** What you are asked to do **
All of the data must be output without alteration.

(Records for processing begins)

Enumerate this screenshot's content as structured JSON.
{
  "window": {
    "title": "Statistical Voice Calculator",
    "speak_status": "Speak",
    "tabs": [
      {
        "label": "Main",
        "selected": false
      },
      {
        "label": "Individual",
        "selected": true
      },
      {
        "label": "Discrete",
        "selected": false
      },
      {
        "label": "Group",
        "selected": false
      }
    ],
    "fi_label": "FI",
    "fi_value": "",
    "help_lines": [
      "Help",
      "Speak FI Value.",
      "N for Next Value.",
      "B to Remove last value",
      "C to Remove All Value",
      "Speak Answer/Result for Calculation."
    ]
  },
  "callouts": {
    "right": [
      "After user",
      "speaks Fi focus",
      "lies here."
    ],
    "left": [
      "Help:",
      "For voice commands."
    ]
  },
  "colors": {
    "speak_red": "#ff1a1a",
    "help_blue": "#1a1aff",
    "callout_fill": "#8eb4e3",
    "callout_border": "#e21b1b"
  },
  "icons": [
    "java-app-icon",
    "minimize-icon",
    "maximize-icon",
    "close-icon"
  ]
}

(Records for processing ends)

** Answer to this task **
Enumerate this screenshot's content as structured JSON.
{
  "window": {
    "title": "Statistical Voice Calculator",
    "speak_status": "Speak",
    "tabs": [
      {
        "label": "Main",
        "selected": false
      },
      {
        "label": "Individual",
        "selected": true
      },
      {
        "label": "Discrete",
        "selected": false
      },
      {
        "label": "Group",
        "selected": false
      }
    ],
    "fi_label": "FI",
    "fi_value": "",
    "help_lines": [
      "Help",
      "Speak FI Value.",
      "N for Next Value.",
      "B to Remove last value",
      "C to Remove All Value",
      "Speak Answer/Result for Calculation."
    ]
  },
  "callouts": {
    "right": [
      "After user",
      "speaks Fi focus",
      "lies here."
    ],
    "left": [
      "Help:",
      "For voice commands."
    ]
  },
  "colors": {
    "speak_red": "#ff1a1a",
    "help_blue": "#1a1aff",
    "callout_fill": "#8eb4e3",
    "callout_border": "#e21b1b"
  },
  "icons": [
    "java-app-icon",
    "minimize-icon",
    "maximize-icon",
    "close-icon"
  ]
}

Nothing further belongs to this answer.